─── Excerpted data ───

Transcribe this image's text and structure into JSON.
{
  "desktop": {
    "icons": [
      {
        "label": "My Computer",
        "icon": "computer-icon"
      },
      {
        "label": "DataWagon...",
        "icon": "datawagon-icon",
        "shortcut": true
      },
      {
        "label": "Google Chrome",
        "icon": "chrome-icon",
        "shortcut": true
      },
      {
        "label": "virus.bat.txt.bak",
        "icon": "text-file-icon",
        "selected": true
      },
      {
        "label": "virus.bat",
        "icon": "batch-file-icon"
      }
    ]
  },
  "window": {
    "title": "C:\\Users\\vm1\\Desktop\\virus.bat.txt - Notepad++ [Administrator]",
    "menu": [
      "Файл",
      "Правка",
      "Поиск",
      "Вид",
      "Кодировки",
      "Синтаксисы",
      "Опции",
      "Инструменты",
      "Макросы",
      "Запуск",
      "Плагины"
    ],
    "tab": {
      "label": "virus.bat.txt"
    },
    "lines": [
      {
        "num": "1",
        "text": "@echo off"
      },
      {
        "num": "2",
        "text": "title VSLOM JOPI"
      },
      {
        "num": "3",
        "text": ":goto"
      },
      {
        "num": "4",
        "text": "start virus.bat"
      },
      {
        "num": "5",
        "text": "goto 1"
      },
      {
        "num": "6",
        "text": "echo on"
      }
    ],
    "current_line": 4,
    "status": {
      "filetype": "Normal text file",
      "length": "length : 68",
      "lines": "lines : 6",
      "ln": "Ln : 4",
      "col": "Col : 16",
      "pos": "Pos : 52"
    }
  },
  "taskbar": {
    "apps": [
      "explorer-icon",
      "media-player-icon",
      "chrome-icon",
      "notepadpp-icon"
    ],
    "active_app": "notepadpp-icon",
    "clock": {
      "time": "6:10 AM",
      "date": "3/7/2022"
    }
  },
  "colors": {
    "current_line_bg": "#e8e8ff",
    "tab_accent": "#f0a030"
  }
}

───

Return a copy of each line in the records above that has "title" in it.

    "title": "C:\\Users\\vm1\\Desktop\\virus.bat.txt - Notepad++ [Administrator]",
        "text": "title VSLOM JOPI"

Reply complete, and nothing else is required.